Factoring out the in the first sum and in the second,
Which is what is given as the definition of the Jensen–Shannon divergence in this article.
That's pretty close to Lin's definition of JS-divergence in terms of KL-divergence, equation 3.4 in the paper, but has an extra factor of 1/2 that Lin doesn't have. Equation 2.2 in the paper, the symmetric version of KL-divergence, is similarly missing that same scaling factor of 1/2. The scaling factor clearly makes sense, as the symmetric version is conceptually just averaging the asymmetric divergences, but it does give rise to a slight discrepancy between this article and Lin's in terms of the absolute values of any computed measures.
The Endres and Schindelin paper includes the 1/2 in the definition of Jensen-Shannon divergence (start p. 1860) but explicitly uses the version that is twice that (i.e. without the one half) before taking the square root shown there to be a metric. They indirectly cite  which also includes the 1/2 as part of the definition of the Jensen-Shannon divergence. --WBTtheFROG (talk) 22:57, 4 June 2015 (UTC)
- Lin, J. (1991). "Divergence Measures Based on the Shannon Entropy" (PDF). IEEE Transactions on Information Theory. 37 (1): 145–151. doi:10.1109/18.61115.
- Endres, D. M.; J. E. Schindelin (2003). "A new metric for probability distributions". IEEE Trans. Inf. Theory. 49 (7): pp. 1858–1860. doi:10.1109/TIT.2003.813506.

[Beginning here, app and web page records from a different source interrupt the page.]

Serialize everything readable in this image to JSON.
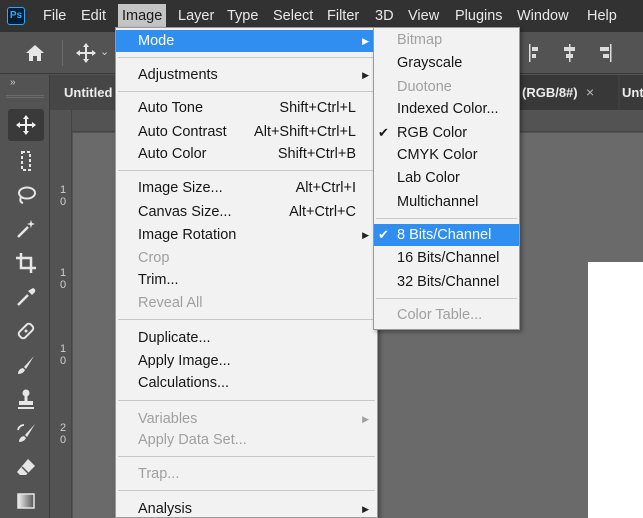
{
  "app": {
    "logo_text": "Ps"
  },
  "menubar": {
    "items": [
      "File",
      "Edit",
      "Image",
      "Layer",
      "Type",
      "Select",
      "Filter",
      "3D",
      "View",
      "Plugins",
      "Window",
      "Help"
    ]
  },
  "tabs": {
    "tab1": "Untitled",
    "tab2": "(RGB/8#)",
    "tab2_close": "×",
    "tab3": "Unt"
  },
  "rulers": {
    "vertical_marks": [
      "1",
      "0",
      "1",
      "0",
      "1",
      "0",
      "2",
      "0"
    ]
  },
  "image_menu": {
    "mode": {
      "label": "Mode"
    },
    "adjustments": {
      "label": "Adjustments"
    },
    "auto_tone": {
      "label": "Auto Tone",
      "shortcut": "Shift+Ctrl+L"
    },
    "auto_contrast": {
      "label": "Auto Contrast",
      "shortcut": "Alt+Shift+Ctrl+L"
    },
    "auto_color": {
      "label": "Auto Color",
      "shortcut": "Shift+Ctrl+B"
    },
    "image_size": {
      "label": "Image Size...",
      "shortcut": "Alt+Ctrl+I"
    },
    "canvas_size": {
      "label": "Canvas Size...",
      "shortcut": "Alt+Ctrl+C"
    },
    "image_rotation": {
      "label": "Image Rotation"
    },
    "crop": {
      "label": "Crop"
    },
    "trim": {
      "label": "Trim..."
    },
    "reveal_all": {
      "label": "Reveal All"
    },
    "duplicate": {
      "label": "Duplicate..."
    },
    "apply_image": {
      "label": "Apply Image..."
    },
    "calculations": {
      "label": "Calculations..."
    },
    "variables": {
      "label": "Variables"
    },
    "apply_data_set": {
      "label": "Apply Data Set..."
    },
    "trap": {
      "label": "Trap..."
    },
    "analysis": {
      "label": "Analysis"
    }
  },
  "mode_submenu": {
    "bitmap": "Bitmap",
    "grayscale": "Grayscale",
    "duotone": "Duotone",
    "indexed_color": "Indexed Color...",
    "rgb_color": "RGB Color",
    "cmyk_color": "CMYK Color",
    "lab_color": "Lab Color",
    "multichannel": "Multichannel",
    "bits_8": "8 Bits/Channel",
    "bits_16": "16 Bits/Channel",
    "bits_32": "32 Bits/Channel",
    "color_table": "Color Table...",
    "checked_mark": "✔"
  },
  "colors": {
    "highlight": "#2f8ef0",
    "menubar_bg": "#323232",
    "menu_bg": "#f2f2f2",
    "canvas_bg": "#6a6a6a"
  }
}
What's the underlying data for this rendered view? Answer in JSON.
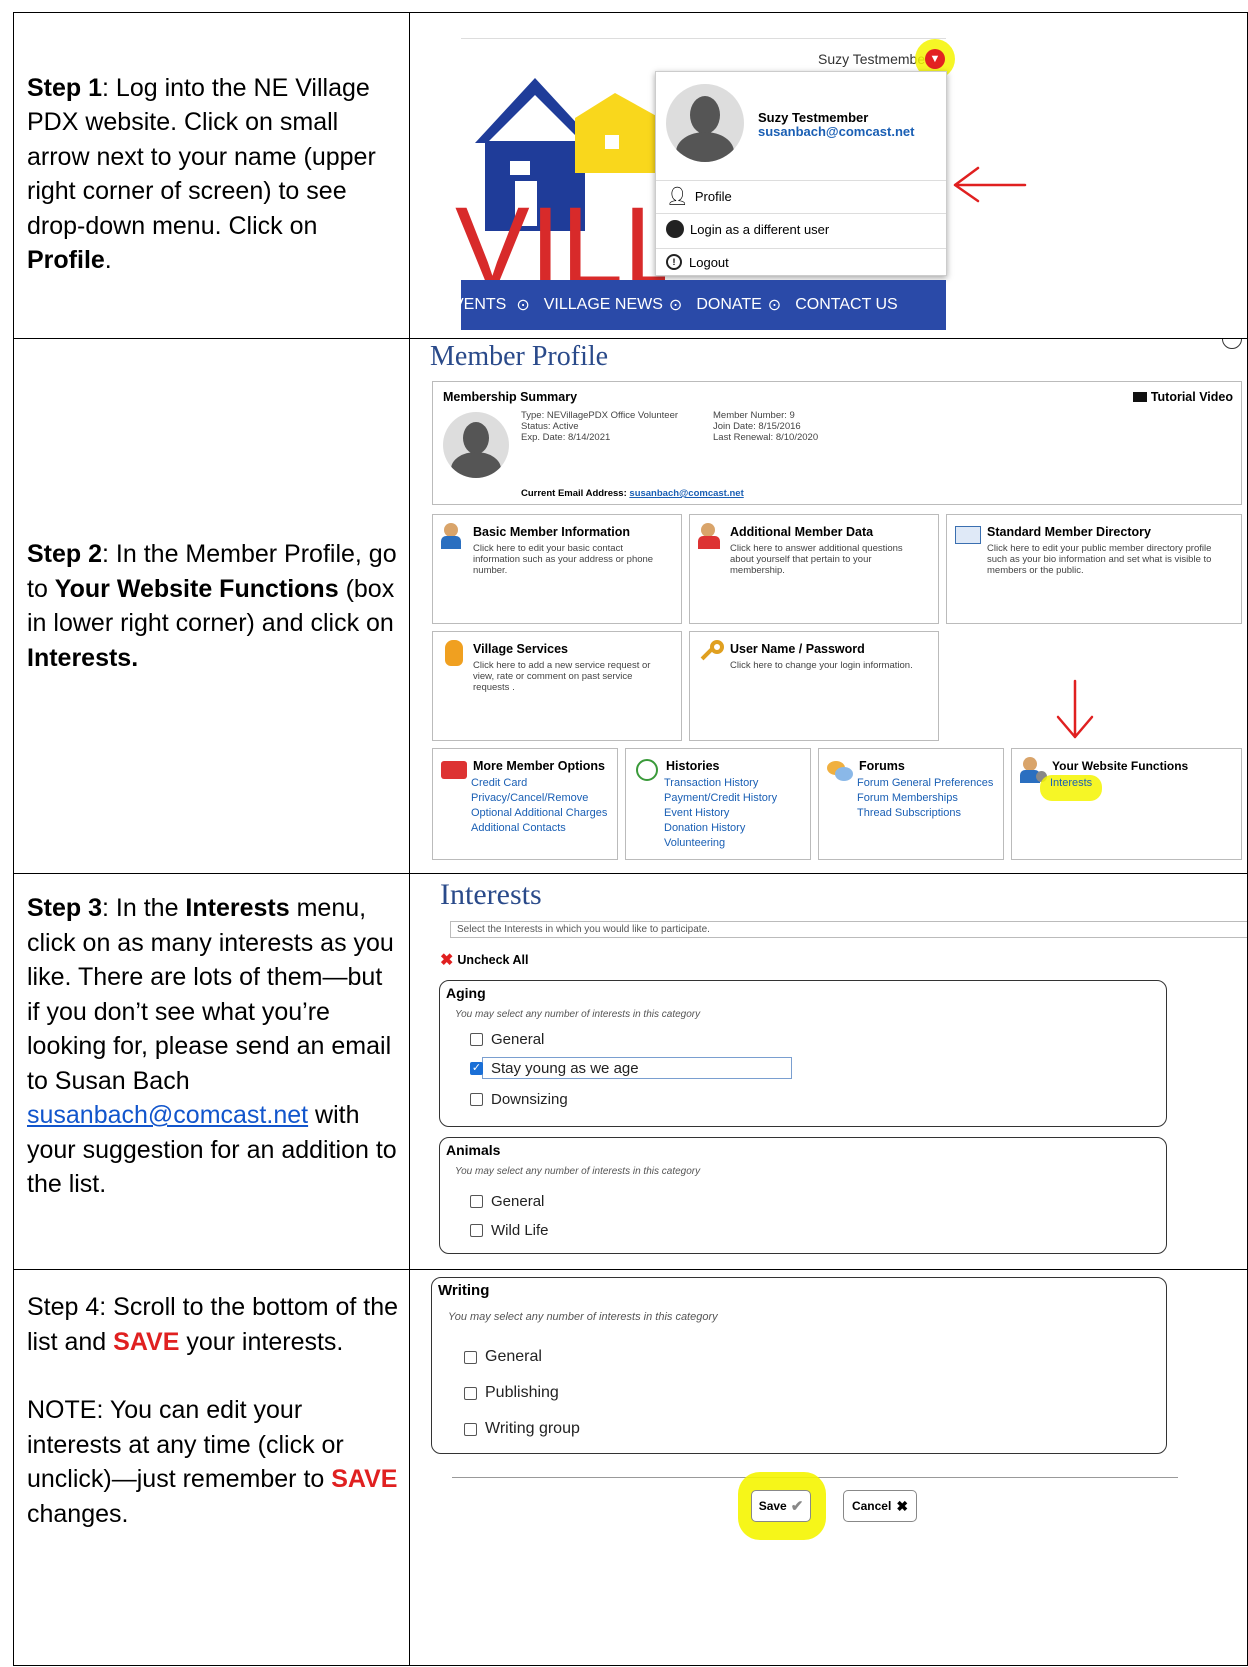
{
  "step1": {
    "label": "Step 1",
    "text1": ":  Log into the NE Village PDX website. Click on small arrow next to your name (upper right corner of screen) to see drop-down menu.  Click on ",
    "bold": "Profile",
    "end": "."
  },
  "step2": {
    "label": "Step 2",
    "text1": ": In the Member Profile, go to ",
    "bold1": "Your Website Functions",
    "text2": " (box in lower right corner) and click on ",
    "bold2": "Interests."
  },
  "step3": {
    "label": "Step 3",
    "text1": ":  In the ",
    "bold1": "Interests",
    "text2": " menu, click on as many interests as you like.  There are lots of them—but if you don’t see what you’re looking for, please send an email to Susan Bach ",
    "link": "susanbach@comcast.net",
    "text3": " with your suggestion for an addition to the list."
  },
  "step4": {
    "text1": "Step 4:  Scroll to the bottom of the list and ",
    "save1": "SAVE",
    "text2": "  your interests.",
    "note1": "NOTE:  You can edit your interests at any time (click or unclick)—just remember to ",
    "save2": "SAVE",
    "note2": " changes."
  },
  "shot1": {
    "username": "Suzy Testmember",
    "dropdown_name": "Suzy Testmember",
    "dropdown_email": "susanbach@comcast.net",
    "menu": [
      "Profile",
      "Login as a different user",
      "Logout"
    ],
    "nav": [
      "VENTS",
      "VILLAGE NEWS",
      "DONATE",
      "CONTACT US"
    ],
    "logo_text": "VILLA"
  },
  "shot2": {
    "title": "Member Profile",
    "summary_title": "Membership Summary",
    "tutorial": "Tutorial Video",
    "type": "Type: NEVillagePDX Office Volunteer",
    "status": "Status: Active",
    "exp": "Exp. Date: 8/14/2021",
    "member_number": "Member Number: 9",
    "join": "Join Date: 8/15/2016",
    "renewal": "Last Renewal: 8/10/2020",
    "email_label": "Current Email Address: ",
    "email": "susanbach@comcast.net",
    "tiles": [
      {
        "title": "Basic Member Information",
        "desc": "Click here to edit your basic contact information such as your address or phone number."
      },
      {
        "title": "Additional Member Data",
        "desc": "Click here to answer additional questions about yourself that pertain to your membership."
      },
      {
        "title": "Standard Member Directory",
        "desc": "Click here to edit your public member directory profile such as your bio information and set what is visible to members or the public."
      },
      {
        "title": "Village Services",
        "desc": "Click here to add a new service request or view, rate or comment on past service requests ."
      },
      {
        "title": "User Name / Password",
        "desc": "Click here to change your login information."
      }
    ],
    "bottom": [
      {
        "title": "More Member Options",
        "links": [
          "Credit Card",
          "Privacy/Cancel/Remove",
          "Optional Additional Charges",
          "Additional Contacts"
        ]
      },
      {
        "title": "Histories",
        "links": [
          "Transaction History",
          "Payment/Credit History",
          "Event History",
          "Donation History",
          "Volunteering"
        ]
      },
      {
        "title": "Forums",
        "links": [
          "Forum General Preferences",
          "Forum Memberships",
          "Thread Subscriptions"
        ]
      },
      {
        "title": "Your Website Functions",
        "links": [
          "Interests"
        ]
      }
    ]
  },
  "shot3": {
    "title": "Interests",
    "prompt": "Select the Interests in which you would like to participate.",
    "uncheck": "Uncheck All",
    "categories": [
      {
        "name": "Aging",
        "sub": "You may select any number of interests in this category",
        "items": [
          "General",
          "Stay young as we age",
          "Downsizing"
        ]
      },
      {
        "name": "Animals",
        "sub": "You may select any number of interests in this category",
        "items": [
          "General",
          "Wild Life"
        ]
      }
    ]
  },
  "shot4": {
    "category": {
      "name": "Writing",
      "sub": "You may select any number of interests in this category",
      "items": [
        "General",
        "Publishing",
        "Writing group"
      ]
    },
    "save": "Save",
    "cancel": "Cancel"
  },
  "colors": {
    "nav_blue": "#2a4aa8",
    "highlight": "#f5f500",
    "annotation_red": "#e02020",
    "link_blue": "#1a5fb4"
  }
}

- El-Yaniv, Ran; Fine, Shai; Tishby, Naftali (1997). "Agnostic Classification of Markovian Sequences" (PDF). In M. I. Jordan, M. J. Kearns, S. A. Solla (eds.). Advances in Neural Information Processing Systems 10. NIPS '97. MIT Press. pp. 465–471. Retrieved 2015-06-04.